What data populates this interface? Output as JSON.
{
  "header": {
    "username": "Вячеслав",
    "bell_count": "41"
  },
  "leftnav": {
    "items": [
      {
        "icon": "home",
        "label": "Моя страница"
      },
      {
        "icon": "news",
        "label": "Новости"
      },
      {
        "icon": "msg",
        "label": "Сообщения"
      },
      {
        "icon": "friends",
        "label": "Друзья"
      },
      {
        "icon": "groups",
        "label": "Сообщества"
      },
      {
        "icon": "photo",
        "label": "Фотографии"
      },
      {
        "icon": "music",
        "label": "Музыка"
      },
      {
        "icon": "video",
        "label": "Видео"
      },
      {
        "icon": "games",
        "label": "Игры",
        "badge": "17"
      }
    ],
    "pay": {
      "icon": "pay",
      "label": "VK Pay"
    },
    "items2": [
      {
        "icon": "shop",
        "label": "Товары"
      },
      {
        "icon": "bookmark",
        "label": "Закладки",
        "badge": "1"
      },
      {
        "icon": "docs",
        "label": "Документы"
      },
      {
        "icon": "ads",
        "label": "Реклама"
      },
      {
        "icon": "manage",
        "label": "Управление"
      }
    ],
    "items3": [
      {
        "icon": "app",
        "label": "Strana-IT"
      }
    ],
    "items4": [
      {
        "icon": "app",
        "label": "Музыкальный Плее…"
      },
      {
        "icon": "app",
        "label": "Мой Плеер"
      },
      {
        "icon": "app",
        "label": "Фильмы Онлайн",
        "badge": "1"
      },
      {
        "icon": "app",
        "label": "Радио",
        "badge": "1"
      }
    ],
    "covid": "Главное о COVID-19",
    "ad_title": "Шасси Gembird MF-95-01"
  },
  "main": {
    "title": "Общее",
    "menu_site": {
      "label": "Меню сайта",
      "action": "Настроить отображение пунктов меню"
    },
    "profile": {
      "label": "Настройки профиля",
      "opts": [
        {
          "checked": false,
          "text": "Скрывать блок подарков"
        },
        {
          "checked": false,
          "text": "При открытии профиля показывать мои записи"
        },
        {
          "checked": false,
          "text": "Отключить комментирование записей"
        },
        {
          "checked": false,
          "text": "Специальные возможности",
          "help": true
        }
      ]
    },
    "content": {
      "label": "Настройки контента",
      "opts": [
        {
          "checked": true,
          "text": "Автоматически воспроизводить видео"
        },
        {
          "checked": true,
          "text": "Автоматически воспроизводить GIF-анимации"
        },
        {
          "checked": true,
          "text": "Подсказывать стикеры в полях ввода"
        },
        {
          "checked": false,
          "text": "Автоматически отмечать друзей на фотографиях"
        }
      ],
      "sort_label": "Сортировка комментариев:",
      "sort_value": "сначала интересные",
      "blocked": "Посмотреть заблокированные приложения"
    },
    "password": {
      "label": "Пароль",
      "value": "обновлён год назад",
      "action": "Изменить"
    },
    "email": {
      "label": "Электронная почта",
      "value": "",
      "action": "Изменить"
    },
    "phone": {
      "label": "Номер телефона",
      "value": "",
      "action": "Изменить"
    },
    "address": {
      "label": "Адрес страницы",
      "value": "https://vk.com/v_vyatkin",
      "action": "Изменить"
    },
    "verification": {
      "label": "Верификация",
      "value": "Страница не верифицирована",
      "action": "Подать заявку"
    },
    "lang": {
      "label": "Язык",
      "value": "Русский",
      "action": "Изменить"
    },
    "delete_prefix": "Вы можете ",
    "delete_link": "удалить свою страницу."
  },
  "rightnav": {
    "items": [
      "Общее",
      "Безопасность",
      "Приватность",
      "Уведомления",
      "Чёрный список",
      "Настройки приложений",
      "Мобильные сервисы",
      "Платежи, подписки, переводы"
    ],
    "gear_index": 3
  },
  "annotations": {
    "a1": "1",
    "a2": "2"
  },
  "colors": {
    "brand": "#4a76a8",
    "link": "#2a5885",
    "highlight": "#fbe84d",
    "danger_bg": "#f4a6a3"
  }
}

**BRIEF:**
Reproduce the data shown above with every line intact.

**RESPONSE TO THIS EXERCISE:**
What data populates this interface? Output as JSON.
{
  "header": {
    "username": "Вячеслав",
    "bell_count": "41"
  },
  "leftnav": {
    "items": [
      {
        "icon": "home",
        "label": "Моя страница"
      },
      {
        "icon": "news",
        "label": "Новости"
      },
      {
        "icon": "msg",
        "label": "Сообщения"
      },
      {
        "icon": "friends",
        "label": "Друзья"
      },
      {
        "icon": "groups",
        "label": "Сообщества"
      },
      {
        "icon": "photo",
        "label": "Фотографии"
      },
      {
        "icon": "music",
        "label": "Музыка"
      },
      {
        "icon": "video",
        "label": "Видео"
      },
      {
        "icon": "games",
        "label": "Игры",
        "badge": "17"
      }
    ],
    "pay": {
      "icon": "pay",
      "label": "VK Pay"
    },
    "items2": [
      {
        "icon": "shop",
        "label": "Товары"
      },
      {
        "icon": "bookmark",
        "label": "Закладки",
        "badge": "1"
      },
      {
        "icon": "docs",
        "label": "Документы"
      },
      {
        "icon": "ads",
        "label": "Реклама"
      },
      {
        "icon": "manage",
        "label": "Управление"
      }
    ],
    "items3": [
      {
        "icon": "app",
        "label": "Strana-IT"
      }
    ],
    "items4": [
      {
        "icon": "app",
        "label": "Музыкальный Плее…"
      },
      {
        "icon": "app",
        "label": "Мой Плеер"
      },
      {
        "icon": "app",
        "label": "Фильмы Онлайн",
        "badge": "1"
      },
      {
        "icon": "app",
        "label": "Радио",
        "badge": "1"
      }
    ],
    "covid": "Главное о COVID-19",
    "ad_title": "Шасси Gembird MF-95-01"
  },
  "main": {
    "title": "Общее",
    "menu_site": {
      "label": "Меню сайта",
      "action": "Настроить отображение пунктов меню"
    },
    "profile": {
      "label": "Настройки профиля",
      "opts": [
        {
          "checked": false,
          "text": "Скрывать блок подарков"
        },
        {
          "checked": false,
          "text": "При открытии профиля показывать мои записи"
        },
        {
          "checked": false,
          "text": "Отключить комментирование записей"
        },
        {
          "checked": false,
          "text": "Специальные возможности",
          "help": true
        }
      ]
    },
    "content": {
      "label": "Настройки контента",
      "opts": [
        {
          "checked": true,
          "text": "Автоматически воспроизводить видео"
        },
        {
          "checked": true,
          "text": "Автоматически воспроизводить GIF-анимации"
        },
        {
          "checked": true,
          "text": "Подсказывать стикеры в полях ввода"
        },
        {
          "checked": false,
          "text": "Автоматически отмечать друзей на фотографиях"
        }
      ],
      "sort_label": "Сортировка комментариев:",
      "sort_value": "сначала интересные",
      "blocked": "Посмотреть заблокированные приложения"
    },
    "password": {
      "label": "Пароль",
      "value": "обновлён год назад",
      "action": "Изменить"
    },
    "email": {
      "label": "Электронная почта",
      "value": "",
      "action": "Изменить"
    },
    "phone": {
      "label": "Номер телефона",
      "value": "",
      "action": "Изменить"
    },
    "address": {
      "label": "Адрес страницы",
      "value": "https://vk.com/v_vyatkin",
      "action": "Изменить"
    },
    "verification": {
      "label": "Верификация",
      "value": "Страница не верифицирована",
      "action": "Подать заявку"
    },
    "lang": {
      "label": "Язык",
      "value": "Русский",
      "action": "Изменить"
    },
    "delete_prefix": "Вы можете ",
    "delete_link": "удалить свою страницу."
  },
  "rightnav": {
    "items": [
      "Общее",
      "Безопасность",
      "Приватность",
      "Уведомления",
      "Чёрный список",
      "Настройки приложений",
      "Мобильные сервисы",
      "Платежи, подписки, переводы"
    ],
    "gear_index": 3
  },
  "annotations": {
    "a1": "1",
    "a2": "2"
  },
  "colors": {
    "brand": "#4a76a8",
    "link": "#2a5885",
    "highlight": "#fbe84d",
    "danger_bg": "#f4a6a3"
  }
}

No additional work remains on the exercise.